There is very little personal information available about the shooter in the open sources. A teacher says he wasn’t one of the bad kids; he is said to have been quiet. He had brothers. His family is shocked. Assuming the truth of these reports, it appears that he kept his inner conflicts completely internal. He was so isolated emotionally that no one knew how angry he was inside.
Several recommendations fall out of this analysis.
- The only one of these shooters to have a fully-considered ideology focused on driving Americans apart. We are fulfilling his design if we move to attack one another rather than focusing on the specific threat he and his kind may pose.
- “His kind” is a fringe of a fringe: individuals neither part of a movement nor capable of forming a movement, connected if at all only by tenuous internet links.

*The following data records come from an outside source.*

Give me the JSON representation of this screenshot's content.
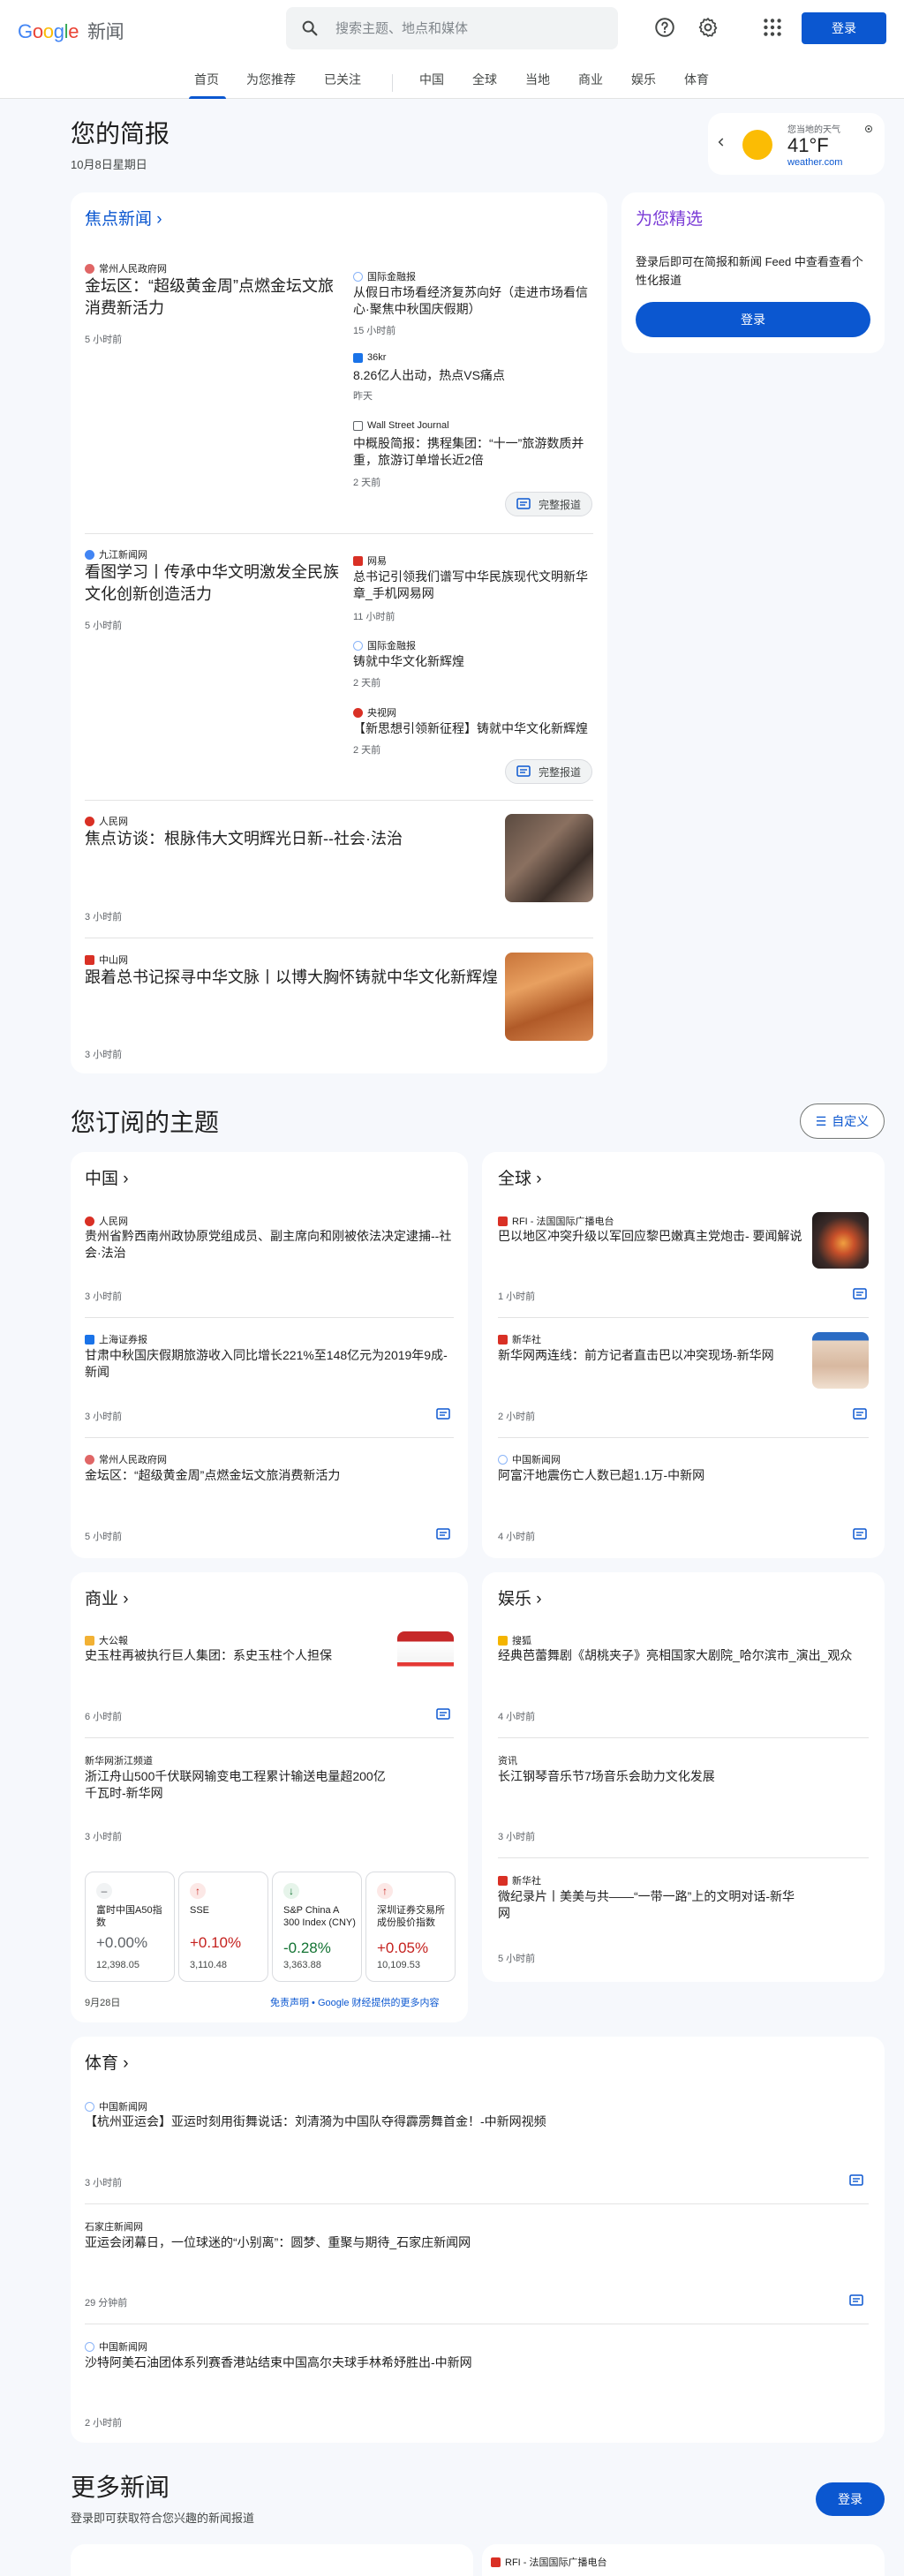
{
  "header": {
    "logo_google": "Google",
    "logo_news": "新闻",
    "search_placeholder": "搜索主题、地点和媒体",
    "sign_in": "登录",
    "icons": [
      "help-icon",
      "settings-icon",
      "apps-icon",
      "search-icon"
    ]
  },
  "nav": {
    "tabs": [
      "首页",
      "为您推荐",
      "已关注",
      "中国",
      "全球",
      "当地",
      "商业",
      "娱乐",
      "体育"
    ],
    "active": "首页"
  },
  "briefing": {
    "title": "您的简报",
    "date": "10月8日星期日",
    "weather": {
      "caption": "您当地的天气",
      "temp": "41°F",
      "source": "weather.com"
    }
  },
  "top_stories": {
    "title": "焦点新闻",
    "full_coverage": "完整报道",
    "clusters": [
      {
        "main": {
          "source": "常州人民政府网",
          "headline": "金坛区：“超级黄金周”点燃金坛文旅消费新活力",
          "time": "5 小时前"
        },
        "related": [
          {
            "source": "国际金融报",
            "headline": "从假日市场看经济复苏向好（走进市场看信心·聚焦中秋国庆假期）",
            "time": "15 小时前"
          },
          {
            "source": "36kr",
            "headline": "8.26亿人出动，热点VS痛点",
            "time": "昨天"
          },
          {
            "source": "Wall Street Journal",
            "headline": "中概股简报：携程集团：“十一”旅游数质并重，旅游订单增长近2倍",
            "time": "2 天前"
          }
        ]
      },
      {
        "main": {
          "source": "九江新闻网",
          "headline": "看图学习丨传承中华文明激发全民族文化创新创造活力",
          "time": "5 小时前"
        },
        "related": [
          {
            "source": "网易",
            "headline": "总书记引领我们谱写中华民族现代文明新华章_手机网易网",
            "time": "11 小时前"
          },
          {
            "source": "国际金融报",
            "headline": "铸就中华文化新辉煌",
            "time": "2 天前"
          },
          {
            "source": "央视网",
            "headline": "【新思想引领新征程】铸就中华文化新辉煌",
            "time": "2 天前"
          }
        ]
      }
    ],
    "singles": [
      {
        "source": "人民网",
        "headline": "焦点访谈：根脉伟大文明辉光日新--社会·法治",
        "time": "3 小时前"
      },
      {
        "source": "中山网",
        "headline": "跟着总书记探寻中华文脉丨以博大胸怀铸就中华文化新辉煌",
        "time": "3 小时前"
      }
    ]
  },
  "for_you": {
    "title": "为您精选",
    "text": "登录后即可在简报和新闻 Feed 中查看查看个性化报道",
    "button": "登录"
  },
  "topics": {
    "title": "您订阅的主题",
    "customize": "自定义",
    "china": {
      "title": "中国",
      "items": [
        {
          "source": "人民网",
          "headline": "贵州省黔西南州政协原党组成员、副主席向和刚被依法决定逮捕--社会·法治",
          "time": "3 小时前"
        },
        {
          "source": "上海证券报",
          "headline": "甘肃中秋国庆假期旅游收入同比增长221%至148亿元为2019年9成-新闻",
          "time": "3 小时前"
        },
        {
          "source": "常州人民政府网",
          "headline": "金坛区：“超级黄金周”点燃金坛文旅消费新活力",
          "time": "5 小时前"
        }
      ]
    },
    "world": {
      "title": "全球",
      "items": [
        {
          "source": "RFI - 法国国际广播电台",
          "headline": "巴以地区冲突升级以军回应黎巴嫩真主党炮击- 要闻解说",
          "time": "1 小时前"
        },
        {
          "source": "新华社",
          "headline": "新华网两连线：前方记者直击巴以冲突现场-新华网",
          "time": "2 小时前"
        },
        {
          "source": "中国新闻网",
          "headline": "阿富汗地震伤亡人数已超1.1万-中新网",
          "time": "4 小时前"
        }
      ]
    },
    "business": {
      "title": "商业",
      "items": [
        {
          "source": "大公報",
          "headline": "史玉柱再被执行巨人集团：系史玉柱个人担保",
          "time": "6 小时前"
        },
        {
          "source": "新华网浙江频道",
          "headline": "浙江舟山500千伏联网输变电工程累计输送电量超200亿千瓦时-新华网",
          "time": "3 小时前"
        }
      ],
      "stocks": [
        {
          "name": "富时中国A50指数",
          "change": "+0.00%",
          "value": "12,398.05",
          "dir": "flat"
        },
        {
          "name": "SSE",
          "change": "+0.10%",
          "value": "3,110.48",
          "dir": "up"
        },
        {
          "name": "S&P China A 300 Index (CNY)",
          "change": "-0.28%",
          "value": "3,363.88",
          "dir": "down"
        },
        {
          "name": "深圳证券交易所成份股价指数",
          "change": "+0.05%",
          "value": "10,109.53",
          "dir": "up"
        }
      ],
      "date": "9月28日",
      "disclaimer": "免责声明 • Google 财经提供的更多内容"
    },
    "entertainment": {
      "title": "娱乐",
      "items": [
        {
          "source": "搜狐",
          "headline": "经典芭蕾舞剧《胡桃夹子》亮相国家大剧院_哈尔滨市_演出_观众",
          "time": "4 小时前"
        },
        {
          "source": "资讯",
          "headline": "长江钢琴音乐节7场音乐会助力文化发展",
          "time": "3 小时前"
        },
        {
          "source": "新华社",
          "headline": "微纪录片丨美美与共——“一带一路”上的文明对话-新华网",
          "time": "5 小时前"
        }
      ]
    },
    "sports": {
      "title": "体育",
      "items": [
        {
          "source": "中国新闻网",
          "headline": "【杭州亚运会】亚运时刻用街舞说话：刘清漪为中国队夺得霹雳舞首金！-中新网视频",
          "time": "3 小时前"
        },
        {
          "source": "石家庄新闻网",
          "headline": "亚运会闭幕日，一位球迷的“小别离”：圆梦、重聚与期待_石家庄新闻网",
          "time": "29 分钟前"
        },
        {
          "source": "中国新闻网",
          "headline": "沙特阿美石油团体系列赛香港站结束中国高尔夫球手林希妤胜出-中新网",
          "time": "2 小时前"
        }
      ]
    }
  },
  "more_news": {
    "title": "更多新闻",
    "subtitle": "登录即可获取符合您兴趣的新闻报道",
    "button": "登录",
    "peek_source": "RFI - 法国国际广播电台"
  },
  "colors": {
    "accent": "#0b57d0",
    "up": "#c5221f",
    "down": "#137333",
    "bg": "#f6f8fc"
  }
}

Because they are incapable of a movement or an organization they cannot by themselves pose an existential threat to the United States.
- For this reason, solutions should focus on the fringe aspect of this threat, rather than targeting the American population globally. For example, trying to restrict free speech so as to eliminate ‘hate speech’ targets Americans globally. Such a global imposition on American rights raises tensions between Americans, which works to fulfill the terrorist design. All solutions need to focus on the fringe.

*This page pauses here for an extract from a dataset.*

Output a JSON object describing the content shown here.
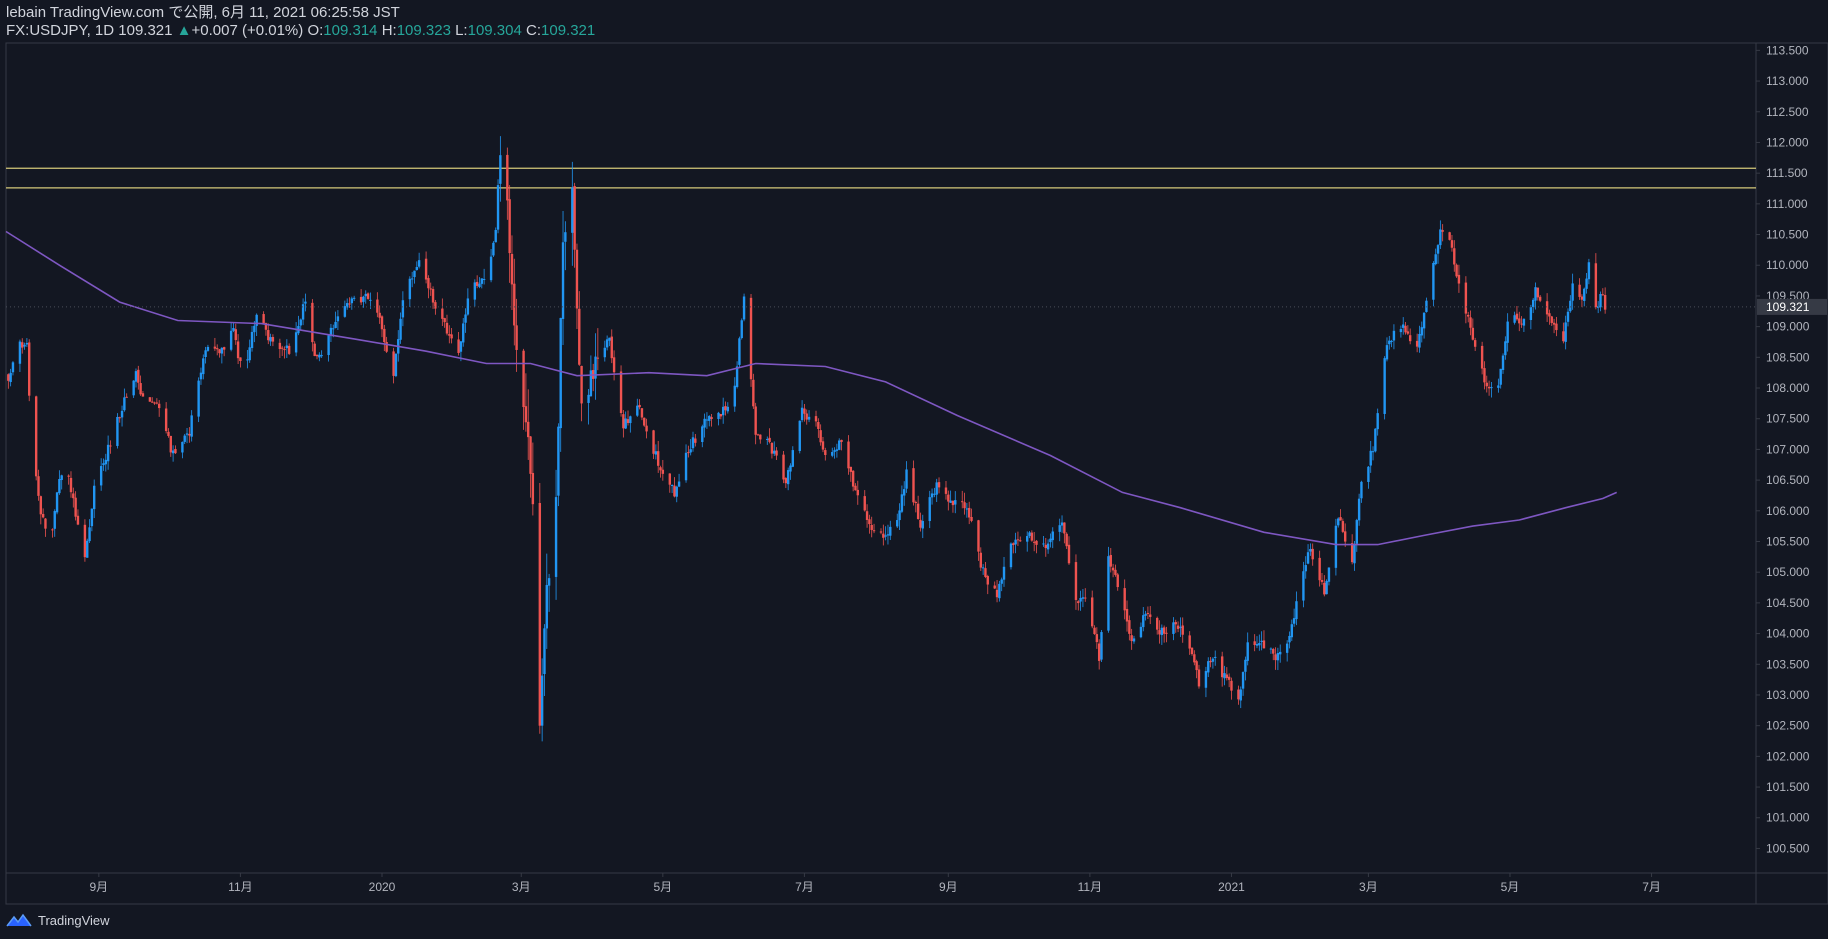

- Gun control solutions especially should be local rather than state- or national-level. That is a specific wedge the terrorist in Christchurch wanted to drive, which he accurately saw as political high-explosive. Let America’s diverse views exist, rather than trying to impose a one-size-fits-all solution on the whole nation. That will disarm the political bomb he was attempting to light.
- Mental health solutions should focus on isolation. People draw whatever meaning they find in this world principally from their relationships. Those who have difficulty forming or sustaining relationships are the ones who are likely to lash out in this way. Finding ways to connect to the isolated will be more helpful than anything else. Identifying those who are incapable of human connection will identify the dangerous fringe from which these terrorists draw themselves.
- Ideology can only be a solution in cases like Christchurch, where a clear ideology exists in the shooter. Engaging on ideology in other cases won’t help because ideology wasn’t what was really driving them. The Dayton shooter shows that: even where his ideology clearly opposed what he was doing, he did it anyway.
Those are my conclusions after a week of research. I hope they will be helpful to those who are trying to stop such things from continuing to occur.
* Strictly logically no society could ‘have contradictions,’ since contradictions cannot actually exist in the real world. To speak this way you have to adopt a less logical concept of ‘contradiction’ rooted in Hegel’s philosophy, as adapted by Marx. In Hegelian philosophy, contradictions of this sort are good, because they force a conflict in your mind that enables you to make the next leap to higher consciousness. For Marx, such conflicts were supposed to drive progress to higher levels of social organization. This doesn’t prove to work, because of the falsity of Marx’s assumption from Hegel that there was a pre-existing path of progress that merely needed to be realized. In fact that is not the case, thus forcing a ‘contradiction’ often just produces conflict and misery rather than progress.